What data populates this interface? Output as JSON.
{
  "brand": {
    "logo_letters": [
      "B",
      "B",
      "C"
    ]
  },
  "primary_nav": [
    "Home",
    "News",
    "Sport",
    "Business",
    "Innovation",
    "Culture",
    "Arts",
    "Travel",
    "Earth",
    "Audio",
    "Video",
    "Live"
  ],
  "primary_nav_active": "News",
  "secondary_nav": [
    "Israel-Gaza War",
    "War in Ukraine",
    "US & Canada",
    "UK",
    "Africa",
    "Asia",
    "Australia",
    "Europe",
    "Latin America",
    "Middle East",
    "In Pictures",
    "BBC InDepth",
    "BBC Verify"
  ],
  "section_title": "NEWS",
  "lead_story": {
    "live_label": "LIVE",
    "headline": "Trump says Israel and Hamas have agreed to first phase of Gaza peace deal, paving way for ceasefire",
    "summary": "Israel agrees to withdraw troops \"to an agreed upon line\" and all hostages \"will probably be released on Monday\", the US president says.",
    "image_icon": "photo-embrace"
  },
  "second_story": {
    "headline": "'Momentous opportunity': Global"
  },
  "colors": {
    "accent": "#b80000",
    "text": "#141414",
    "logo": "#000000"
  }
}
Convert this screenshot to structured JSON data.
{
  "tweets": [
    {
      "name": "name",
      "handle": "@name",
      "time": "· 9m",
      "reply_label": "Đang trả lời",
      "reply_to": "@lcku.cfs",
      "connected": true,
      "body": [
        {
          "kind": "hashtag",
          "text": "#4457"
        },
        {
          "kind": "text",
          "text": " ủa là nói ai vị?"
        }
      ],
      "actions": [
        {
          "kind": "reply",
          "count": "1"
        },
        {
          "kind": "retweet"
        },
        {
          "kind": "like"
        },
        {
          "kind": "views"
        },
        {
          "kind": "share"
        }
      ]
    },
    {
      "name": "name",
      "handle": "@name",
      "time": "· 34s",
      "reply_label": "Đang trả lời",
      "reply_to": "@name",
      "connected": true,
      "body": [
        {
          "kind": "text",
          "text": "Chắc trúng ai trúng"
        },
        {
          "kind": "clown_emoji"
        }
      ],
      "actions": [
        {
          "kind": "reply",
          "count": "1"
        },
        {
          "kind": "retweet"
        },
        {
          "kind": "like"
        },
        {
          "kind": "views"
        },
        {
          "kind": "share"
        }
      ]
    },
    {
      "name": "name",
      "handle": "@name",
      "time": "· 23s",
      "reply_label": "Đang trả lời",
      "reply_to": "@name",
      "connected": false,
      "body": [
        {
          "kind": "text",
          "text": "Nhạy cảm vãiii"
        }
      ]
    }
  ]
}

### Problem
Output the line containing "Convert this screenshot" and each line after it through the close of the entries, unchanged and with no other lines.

### Answer section
Convert this screenshot to structured JSON data.
{
  "tweets": [
    {
      "name": "name",
      "handle": "@name",
      "time": "· 9m",
      "reply_label": "Đang trả lời",
      "reply_to": "@lcku.cfs",
      "connected": true,
      "body": [
        {
          "kind": "hashtag",
          "text": "#4457"
        },
        {
          "kind": "text",
          "text": " ủa là nói ai vị?"
        }
      ],
      "actions": [
        {
          "kind": "reply",
          "count": "1"
        },
        {
          "kind": "retweet"
        },
        {
          "kind": "like"
        },
        {
          "kind": "views"
        },
        {
          "kind": "share"
        }
      ]
    },
    {
      "name": "name",
      "handle": "@name",
      "time": "· 34s",
      "reply_label": "Đang trả lời",
      "reply_to": "@name",
      "connected": true,
      "body": [
        {
          "kind": "text",
          "text": "Chắc trúng ai trúng"
        },
        {
          "kind": "clown_emoji"
        }
      ],
      "actions": [
        {
          "kind": "reply",
          "count": "1"
        },
        {
          "kind": "retweet"
        },
        {
          "kind": "like"
        },
        {
          "kind": "views"
        },
        {
          "kind": "share"
        }
      ]
    },
    {
      "name": "name",
      "handle": "@name",
      "time": "· 23s",
      "reply_label": "Đang trả lời",
      "reply_to": "@name",
      "connected": false,
      "body": [
        {
          "kind": "text",
          "text": "Nhạy cảm vãiii"
        }
      ]
    }
  ]
}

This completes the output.